[PROVIDED RECORDS — start]

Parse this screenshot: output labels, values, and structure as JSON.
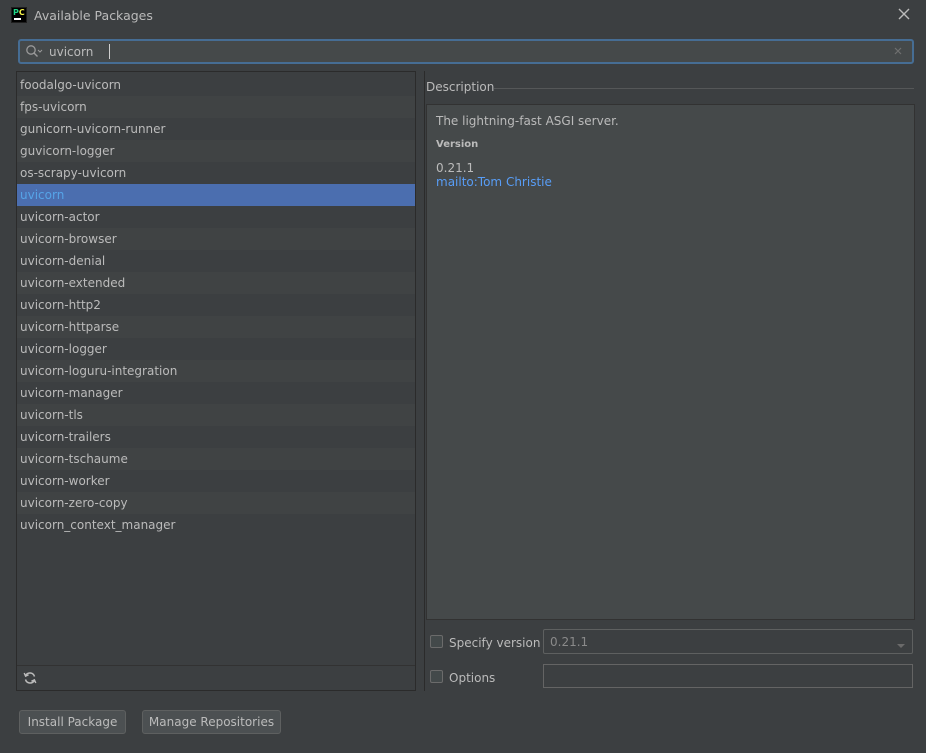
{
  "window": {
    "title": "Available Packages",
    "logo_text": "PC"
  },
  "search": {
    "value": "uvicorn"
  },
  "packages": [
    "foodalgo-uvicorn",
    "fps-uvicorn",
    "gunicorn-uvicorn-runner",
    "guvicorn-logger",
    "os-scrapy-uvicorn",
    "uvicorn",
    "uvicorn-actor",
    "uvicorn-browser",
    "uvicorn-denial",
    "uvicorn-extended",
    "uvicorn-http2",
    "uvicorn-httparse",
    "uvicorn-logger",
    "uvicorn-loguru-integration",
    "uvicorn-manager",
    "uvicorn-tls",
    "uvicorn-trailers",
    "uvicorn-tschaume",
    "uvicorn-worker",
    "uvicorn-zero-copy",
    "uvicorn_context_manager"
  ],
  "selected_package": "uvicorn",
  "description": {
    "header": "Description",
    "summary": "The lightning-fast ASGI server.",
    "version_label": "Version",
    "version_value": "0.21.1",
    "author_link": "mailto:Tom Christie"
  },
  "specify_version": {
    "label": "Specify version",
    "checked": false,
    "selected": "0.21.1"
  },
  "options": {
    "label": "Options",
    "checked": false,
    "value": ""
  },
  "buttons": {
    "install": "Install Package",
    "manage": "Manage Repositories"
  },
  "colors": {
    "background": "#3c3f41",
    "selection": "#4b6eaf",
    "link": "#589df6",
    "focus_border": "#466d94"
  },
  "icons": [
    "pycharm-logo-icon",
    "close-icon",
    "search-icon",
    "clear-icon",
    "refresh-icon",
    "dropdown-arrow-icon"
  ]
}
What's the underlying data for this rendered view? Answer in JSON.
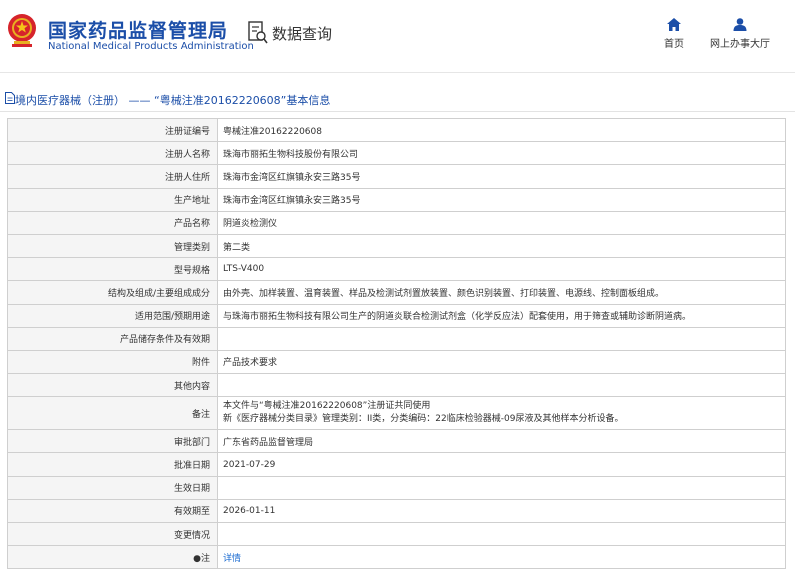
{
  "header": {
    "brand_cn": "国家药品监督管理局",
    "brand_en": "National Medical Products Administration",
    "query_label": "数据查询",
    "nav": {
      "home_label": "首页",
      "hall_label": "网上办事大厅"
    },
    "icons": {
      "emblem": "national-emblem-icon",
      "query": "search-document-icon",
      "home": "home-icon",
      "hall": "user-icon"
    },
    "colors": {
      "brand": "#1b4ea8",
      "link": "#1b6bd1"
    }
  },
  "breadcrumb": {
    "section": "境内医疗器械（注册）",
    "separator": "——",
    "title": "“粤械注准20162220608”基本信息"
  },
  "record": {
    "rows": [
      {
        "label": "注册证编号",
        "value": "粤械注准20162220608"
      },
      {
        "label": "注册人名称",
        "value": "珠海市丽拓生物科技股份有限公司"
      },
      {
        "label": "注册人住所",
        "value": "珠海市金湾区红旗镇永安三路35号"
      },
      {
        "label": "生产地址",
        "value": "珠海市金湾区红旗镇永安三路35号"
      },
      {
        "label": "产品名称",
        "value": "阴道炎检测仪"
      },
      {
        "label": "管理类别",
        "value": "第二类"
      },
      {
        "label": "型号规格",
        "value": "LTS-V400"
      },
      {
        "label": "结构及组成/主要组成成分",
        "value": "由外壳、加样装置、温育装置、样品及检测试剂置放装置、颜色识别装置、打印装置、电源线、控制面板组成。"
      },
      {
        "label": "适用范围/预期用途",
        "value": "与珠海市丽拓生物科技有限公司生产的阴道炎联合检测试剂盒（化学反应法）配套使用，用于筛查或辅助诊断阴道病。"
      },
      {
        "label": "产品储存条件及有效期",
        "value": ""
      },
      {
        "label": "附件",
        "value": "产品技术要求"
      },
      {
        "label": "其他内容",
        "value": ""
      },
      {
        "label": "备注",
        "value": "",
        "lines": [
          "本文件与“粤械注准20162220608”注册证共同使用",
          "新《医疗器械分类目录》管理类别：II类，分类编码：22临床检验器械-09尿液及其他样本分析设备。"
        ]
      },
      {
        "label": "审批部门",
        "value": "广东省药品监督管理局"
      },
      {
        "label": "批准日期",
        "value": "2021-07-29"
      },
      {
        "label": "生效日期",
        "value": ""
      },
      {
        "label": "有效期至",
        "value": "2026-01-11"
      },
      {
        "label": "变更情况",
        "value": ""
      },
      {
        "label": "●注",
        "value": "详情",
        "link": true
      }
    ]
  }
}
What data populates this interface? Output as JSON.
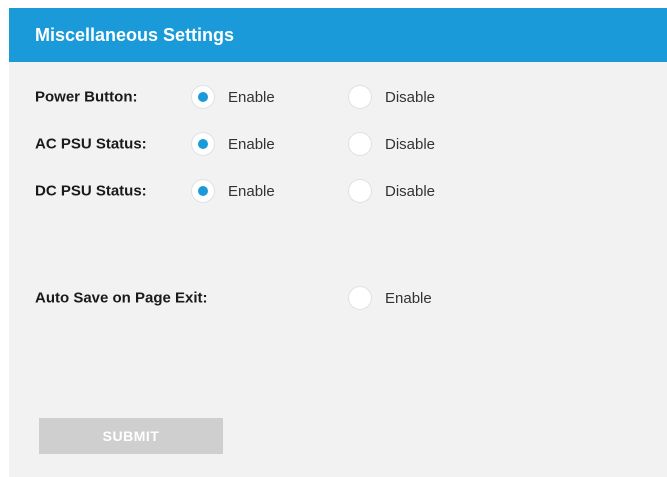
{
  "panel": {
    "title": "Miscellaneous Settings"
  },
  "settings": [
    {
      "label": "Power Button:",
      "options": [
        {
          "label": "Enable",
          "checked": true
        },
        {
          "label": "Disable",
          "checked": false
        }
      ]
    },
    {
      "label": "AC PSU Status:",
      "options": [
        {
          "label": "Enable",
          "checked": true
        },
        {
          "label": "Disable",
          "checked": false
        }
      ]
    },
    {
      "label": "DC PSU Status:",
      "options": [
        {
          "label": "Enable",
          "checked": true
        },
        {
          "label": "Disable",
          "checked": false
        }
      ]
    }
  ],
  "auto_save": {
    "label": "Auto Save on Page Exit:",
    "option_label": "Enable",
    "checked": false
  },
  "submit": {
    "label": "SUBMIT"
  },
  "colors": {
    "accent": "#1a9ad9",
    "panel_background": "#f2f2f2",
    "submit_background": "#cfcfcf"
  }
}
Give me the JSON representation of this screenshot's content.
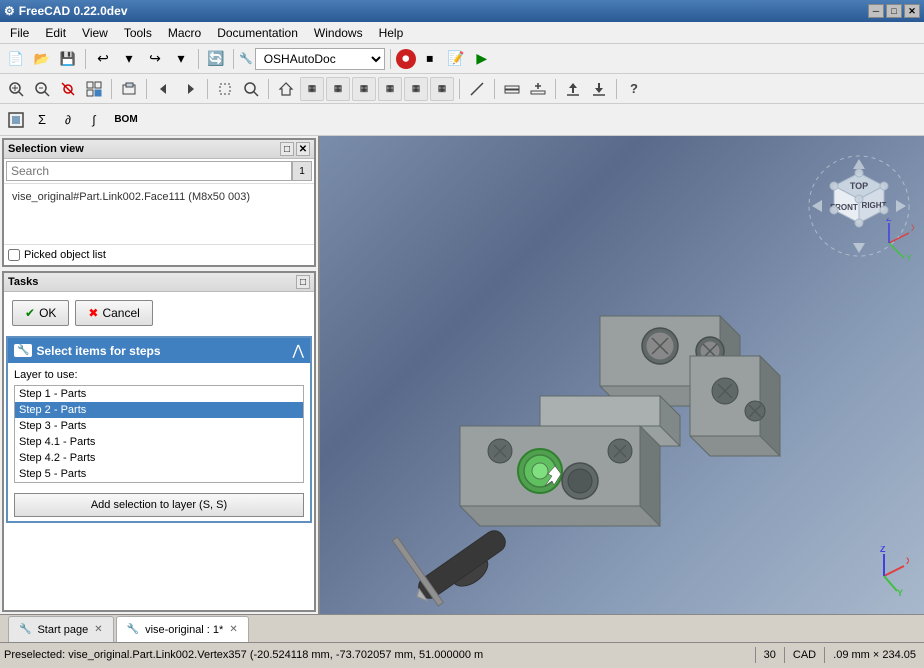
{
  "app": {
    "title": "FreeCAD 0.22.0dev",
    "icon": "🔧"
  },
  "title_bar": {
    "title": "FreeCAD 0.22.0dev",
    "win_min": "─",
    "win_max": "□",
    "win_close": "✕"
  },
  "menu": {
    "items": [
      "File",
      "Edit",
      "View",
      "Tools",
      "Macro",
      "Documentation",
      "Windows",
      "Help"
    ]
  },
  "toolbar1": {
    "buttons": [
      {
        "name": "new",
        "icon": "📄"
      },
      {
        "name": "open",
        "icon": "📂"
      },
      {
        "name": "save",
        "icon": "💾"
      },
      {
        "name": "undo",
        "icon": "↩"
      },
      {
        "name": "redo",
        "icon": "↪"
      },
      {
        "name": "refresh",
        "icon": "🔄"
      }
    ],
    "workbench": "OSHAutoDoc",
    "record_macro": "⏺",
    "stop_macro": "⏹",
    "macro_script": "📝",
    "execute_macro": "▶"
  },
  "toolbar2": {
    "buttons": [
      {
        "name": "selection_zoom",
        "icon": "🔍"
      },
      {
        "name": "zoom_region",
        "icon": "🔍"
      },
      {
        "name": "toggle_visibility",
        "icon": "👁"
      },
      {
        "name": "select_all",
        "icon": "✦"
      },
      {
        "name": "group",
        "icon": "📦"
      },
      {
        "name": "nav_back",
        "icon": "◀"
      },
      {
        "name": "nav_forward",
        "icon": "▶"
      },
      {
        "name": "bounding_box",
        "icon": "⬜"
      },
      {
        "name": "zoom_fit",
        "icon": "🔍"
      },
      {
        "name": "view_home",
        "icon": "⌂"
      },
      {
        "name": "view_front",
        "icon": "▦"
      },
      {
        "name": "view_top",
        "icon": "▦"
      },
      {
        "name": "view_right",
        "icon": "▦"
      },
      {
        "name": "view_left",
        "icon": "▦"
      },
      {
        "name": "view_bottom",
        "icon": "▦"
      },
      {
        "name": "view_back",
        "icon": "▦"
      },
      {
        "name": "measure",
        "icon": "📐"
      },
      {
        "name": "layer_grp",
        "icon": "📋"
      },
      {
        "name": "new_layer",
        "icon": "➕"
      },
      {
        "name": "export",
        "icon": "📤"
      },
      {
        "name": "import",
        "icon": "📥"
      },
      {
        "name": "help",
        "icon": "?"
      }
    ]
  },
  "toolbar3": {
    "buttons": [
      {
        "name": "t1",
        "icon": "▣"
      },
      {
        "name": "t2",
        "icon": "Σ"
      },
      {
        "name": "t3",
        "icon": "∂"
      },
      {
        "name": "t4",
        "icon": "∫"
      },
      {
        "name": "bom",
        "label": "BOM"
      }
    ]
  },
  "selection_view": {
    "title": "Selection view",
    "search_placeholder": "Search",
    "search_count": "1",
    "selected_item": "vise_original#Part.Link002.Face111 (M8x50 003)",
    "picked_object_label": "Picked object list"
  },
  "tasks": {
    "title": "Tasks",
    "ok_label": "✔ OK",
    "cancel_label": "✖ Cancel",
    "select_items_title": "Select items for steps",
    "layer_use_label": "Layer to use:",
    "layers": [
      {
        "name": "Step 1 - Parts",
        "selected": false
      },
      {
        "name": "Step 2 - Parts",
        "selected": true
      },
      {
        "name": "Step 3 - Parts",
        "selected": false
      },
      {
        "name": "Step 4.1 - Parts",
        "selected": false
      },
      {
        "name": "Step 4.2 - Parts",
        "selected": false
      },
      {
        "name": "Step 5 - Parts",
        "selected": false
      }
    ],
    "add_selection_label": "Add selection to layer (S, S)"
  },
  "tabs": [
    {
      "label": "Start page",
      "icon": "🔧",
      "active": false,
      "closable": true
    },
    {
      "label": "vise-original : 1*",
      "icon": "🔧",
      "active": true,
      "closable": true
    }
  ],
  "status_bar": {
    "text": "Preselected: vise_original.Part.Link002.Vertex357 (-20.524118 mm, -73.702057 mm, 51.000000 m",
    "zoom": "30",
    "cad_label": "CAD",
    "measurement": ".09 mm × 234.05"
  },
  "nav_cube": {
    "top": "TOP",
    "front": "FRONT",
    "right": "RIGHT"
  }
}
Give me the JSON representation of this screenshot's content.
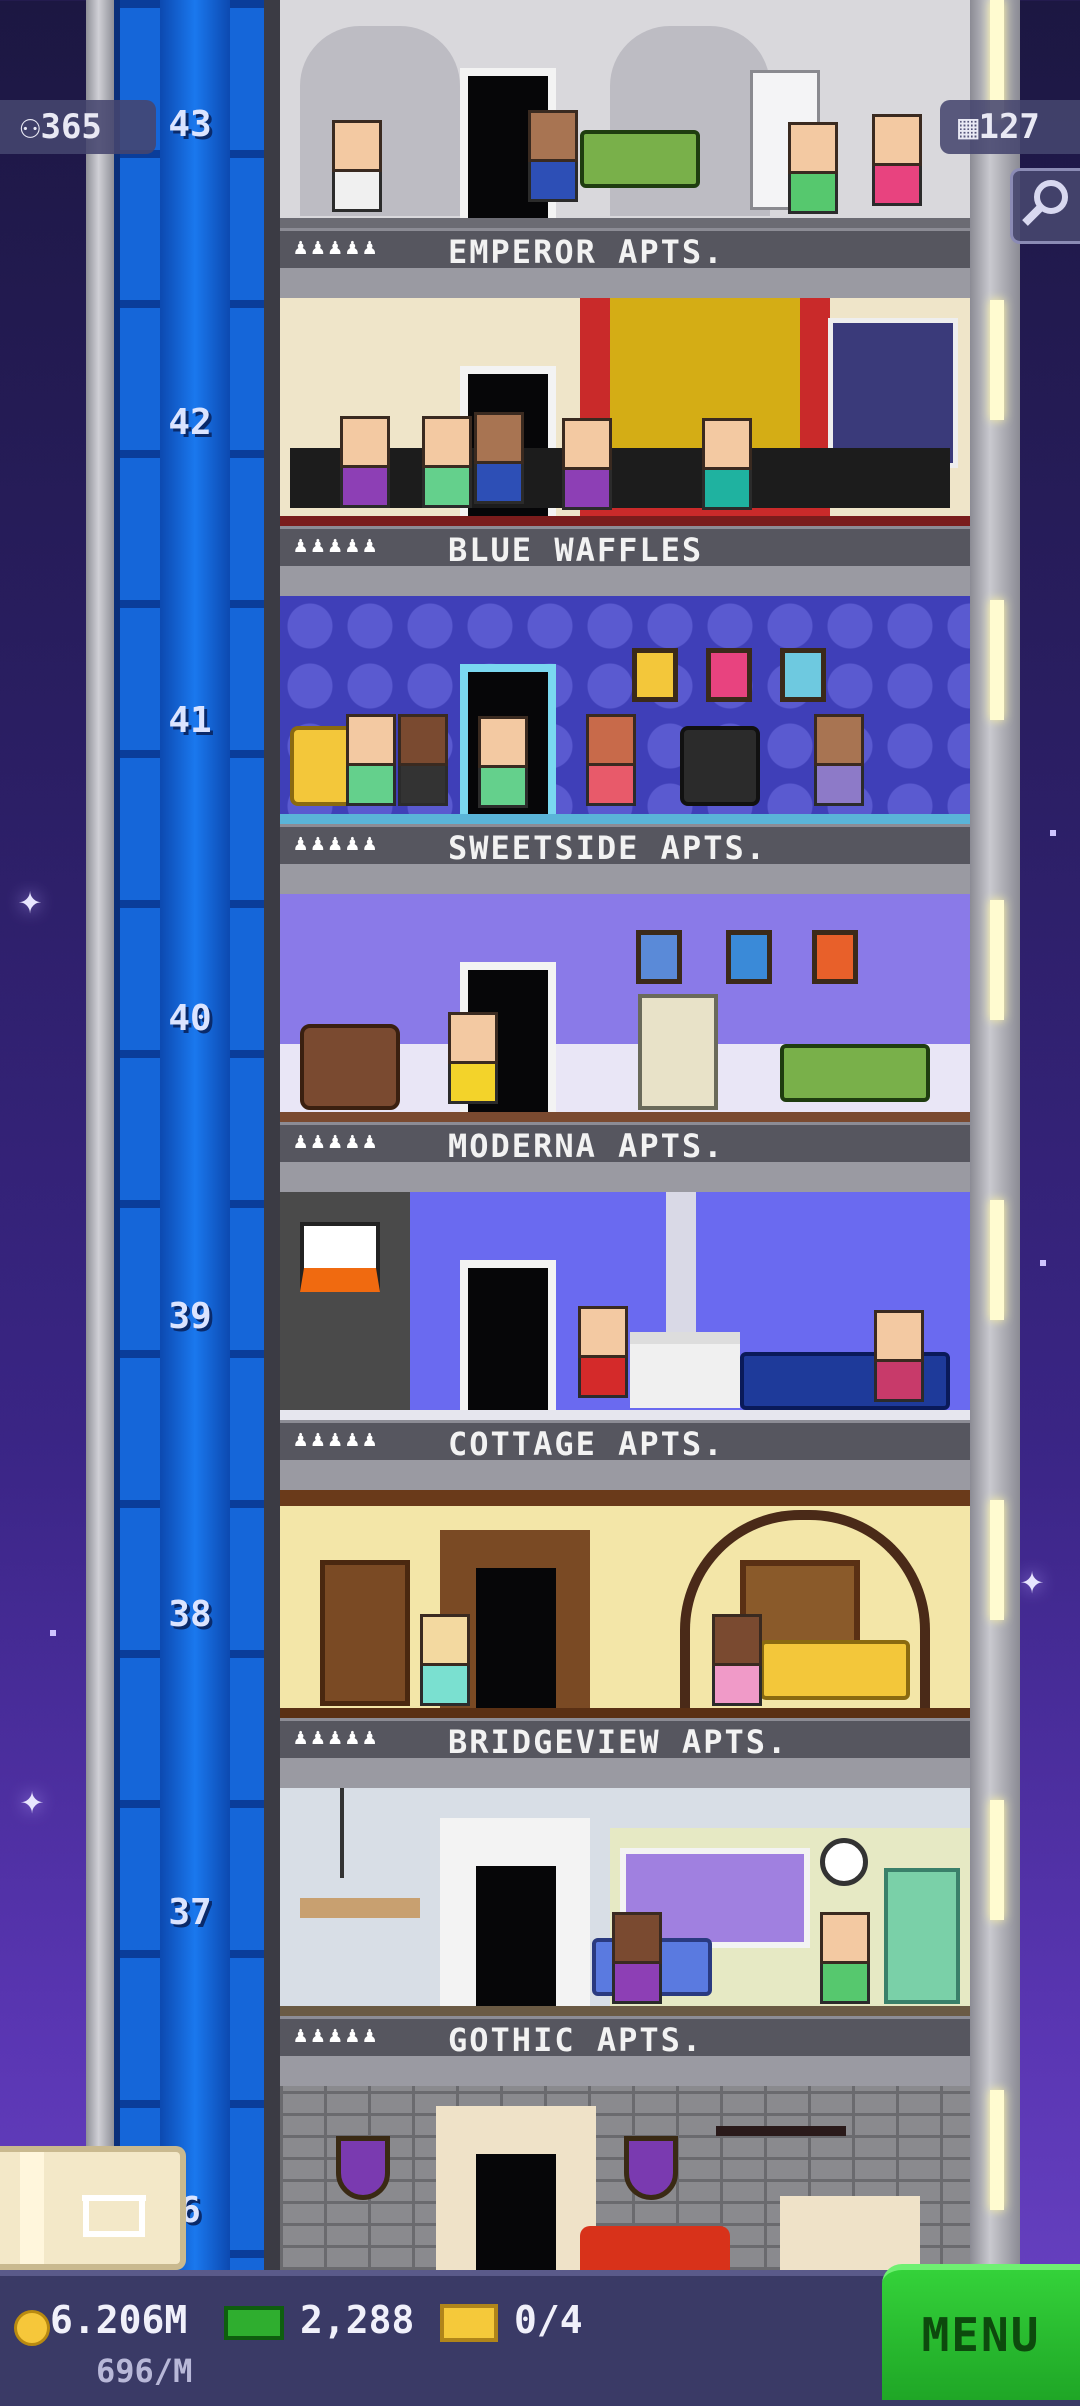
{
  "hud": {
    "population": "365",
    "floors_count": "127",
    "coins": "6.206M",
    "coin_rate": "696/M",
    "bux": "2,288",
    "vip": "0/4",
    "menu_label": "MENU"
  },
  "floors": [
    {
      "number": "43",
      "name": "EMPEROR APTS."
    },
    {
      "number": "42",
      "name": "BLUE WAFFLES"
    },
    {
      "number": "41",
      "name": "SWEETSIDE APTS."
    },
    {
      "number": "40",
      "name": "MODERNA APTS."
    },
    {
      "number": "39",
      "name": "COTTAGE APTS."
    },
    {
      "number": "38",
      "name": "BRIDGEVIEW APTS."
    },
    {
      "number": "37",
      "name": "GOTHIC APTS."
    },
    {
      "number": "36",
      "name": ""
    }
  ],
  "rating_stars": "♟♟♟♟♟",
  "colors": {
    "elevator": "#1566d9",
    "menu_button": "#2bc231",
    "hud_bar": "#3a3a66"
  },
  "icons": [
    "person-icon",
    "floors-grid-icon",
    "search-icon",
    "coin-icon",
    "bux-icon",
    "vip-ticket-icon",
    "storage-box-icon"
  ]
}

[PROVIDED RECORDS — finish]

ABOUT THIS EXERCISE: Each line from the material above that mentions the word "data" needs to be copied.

OUTPUT FOR THIS EXERCISE:
What's the underlying data for this rendered view? Answer in JSON.
What data populates this interface? Output as JSON.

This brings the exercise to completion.